▸ Directions
For the data below, report how many lines contain the string "expander" and write nothing more.
[Given records Boundary: Start]
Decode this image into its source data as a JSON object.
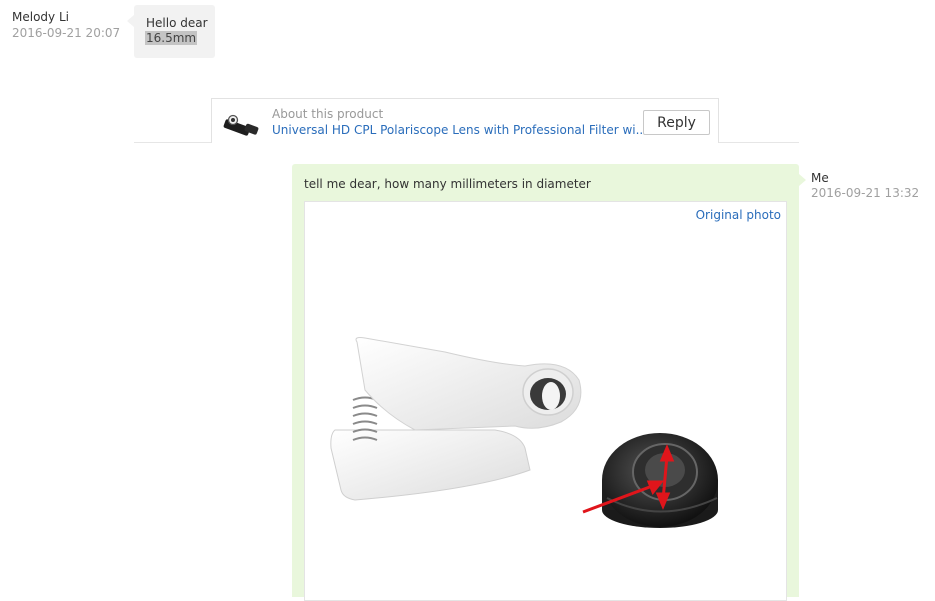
{
  "incoming": {
    "sender": "Melody Li",
    "time": "2016-09-21 20:07",
    "line1": "Hello dear",
    "line2": "16.5mm"
  },
  "product": {
    "label": "About this product",
    "title": "Universal HD CPL Polariscope Lens with Professional Filter wi...",
    "reply_label": "Reply"
  },
  "outgoing": {
    "sender": "Me",
    "time": "2016-09-21 13:32",
    "text": "tell me dear, how many millimeters in diameter",
    "original_photo_label": "Original photo"
  },
  "colors": {
    "link": "#2a6dbb",
    "outgoing_bubble": "#e9f7dc",
    "incoming_bubble": "#f2f2f2",
    "arrow": "#e0151b"
  }
}
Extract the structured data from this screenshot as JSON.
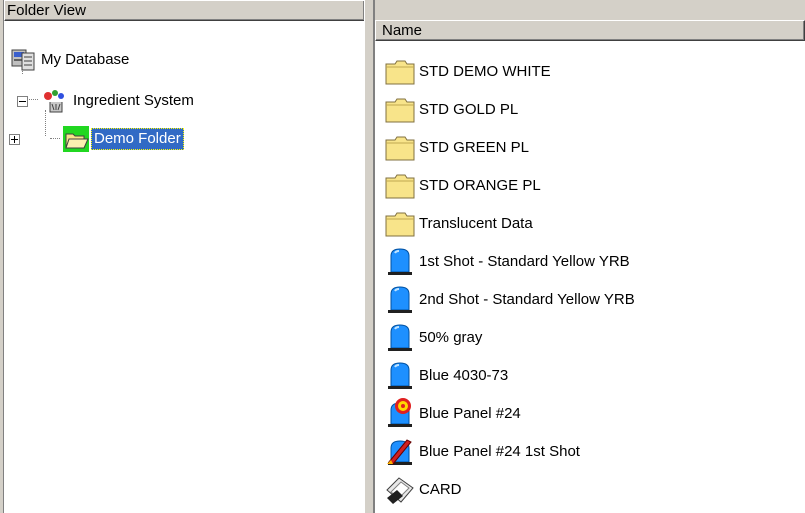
{
  "left_pane": {
    "header": "Folder View",
    "tree": [
      {
        "label": "My Database",
        "icon": "database-icon",
        "expander": "none"
      },
      {
        "label": "Ingredient System",
        "icon": "ingredient-system-icon",
        "expander": "minus"
      },
      {
        "label": "Demo Folder",
        "icon": "open-folder-icon",
        "expander": "plus",
        "selected": true
      }
    ]
  },
  "right_pane": {
    "header": "Name",
    "items": [
      {
        "label": "STD DEMO WHITE",
        "icon": "folder-icon"
      },
      {
        "label": "STD GOLD PL",
        "icon": "folder-icon"
      },
      {
        "label": "STD GREEN PL",
        "icon": "folder-icon"
      },
      {
        "label": "STD ORANGE PL",
        "icon": "folder-icon"
      },
      {
        "label": "Translucent Data",
        "icon": "folder-icon"
      },
      {
        "label": "1st Shot - Standard Yellow YRB",
        "icon": "standard-sample-icon"
      },
      {
        "label": "2nd Shot - Standard Yellow YRB",
        "icon": "standard-sample-icon"
      },
      {
        "label": "50% gray",
        "icon": "standard-sample-icon"
      },
      {
        "label": "Blue 4030-73",
        "icon": "standard-sample-icon"
      },
      {
        "label": "Blue Panel #24",
        "icon": "flagged-sample-icon"
      },
      {
        "label": "Blue Panel #24 1st Shot",
        "icon": "rocket-sample-icon"
      },
      {
        "label": "CARD",
        "icon": "card-icon"
      }
    ]
  },
  "colors": {
    "selection": "#316ac5",
    "folder_yellow": "#f8e48a",
    "sample_blue": "#1e90ff"
  }
}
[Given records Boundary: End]
▸ Solution for this task
3